NSC expo
Subscribe or Register
View Cart  

Earn recertification points from the Board of Certified Safety Professionals by taking a quiz about this issue.

What's Your Opinion?

Has an employer ever asked you to do something that violated your code of ethics as a safety professional?

Take the poll and add your comment.

Vote   Results

Get the news that's
important to you.

Sign up for Safety+Health’s free monthly newsletters on:

  • Construction
  • Health Care Workers
  • Manufacturing
  • Mining, Oil and Gas
  • Office Safety Tips
  • Transportation
  • Worker Health and Wellness
  • Subscribe today
    Safety Tips | Workplace exposure

    Avoid CO poisoning when using gas-powered tools

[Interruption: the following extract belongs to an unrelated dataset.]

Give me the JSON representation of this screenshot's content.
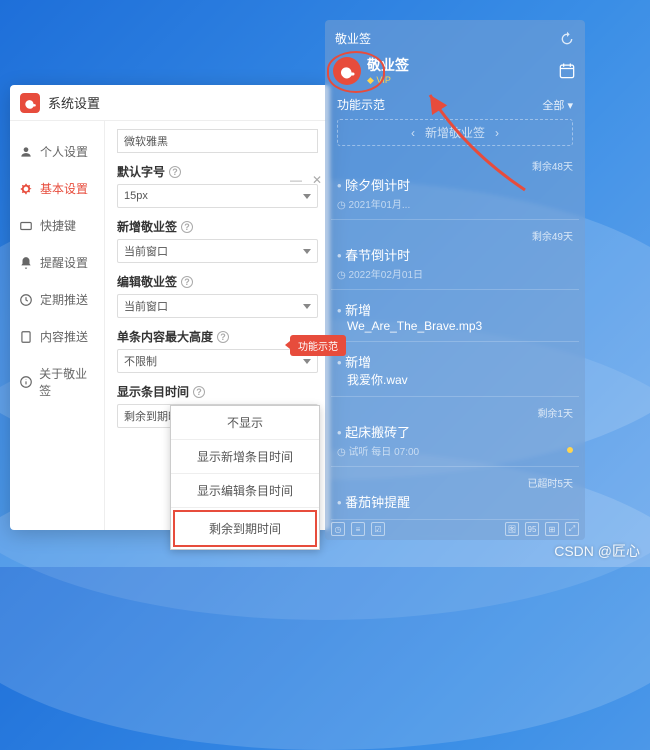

    January 14, 2011

    • / Print
    • Reprints
    • Text Size:
      A A

    Because it is both colorless and odorless, carbon monoxide can be one of the most dangerous gases present in a work environment. Victims of CO poisoning may not even be aware they are being overcome by CO fumes.

    According to NIOSH, gasoline-powered engines and tools present a potentially serious CO hazard. When working with such tools, workers should:

    • Conduct a workplace survey to identify and evaluate all potential sources of CO.
    • Be sure all potentially hazardous equipment is marked with a warning label.
    • Never allow the use of gas-powered engines or tools indoors. Do not use them in partially enclosed areas unless the gas engines can be placed outside and away from air intakes.
    • Always place the pump and power unit of high-pressure washers outdoors and away from air intakes.
    • Consider using electric tools, or those powered by compressed air, as an alternative if available.
    • When using compressed air, place the gas-powered compressor outdoors and away from air intakes.
    • Use personal CO monitors equipped with audible alarms to warn workers when levels are dangerously high.
    • Learn to recognize symptoms of CO poisoning, such as headaches, nausea, fatigue, dizziness and visual disturbances. These symptoms can occur minutes after equipment is turned on.
    • If you recognize any symptoms of CO poisoning, immediately shut off equipment. Go outdoors or to a place with uncontaminated air.
    • If medical attention is required, call 911. Do not drive yourself to a medical facility.

    Post a comment to this article

    Safety+Health welcomes comments that promote respectful dialogue. Please stay on topic. Comments that contain personal attacks, profanity or abusive language – or those aggressively promoting products or services – will be removed. We reserve the right to determine which comments violate our comment policy.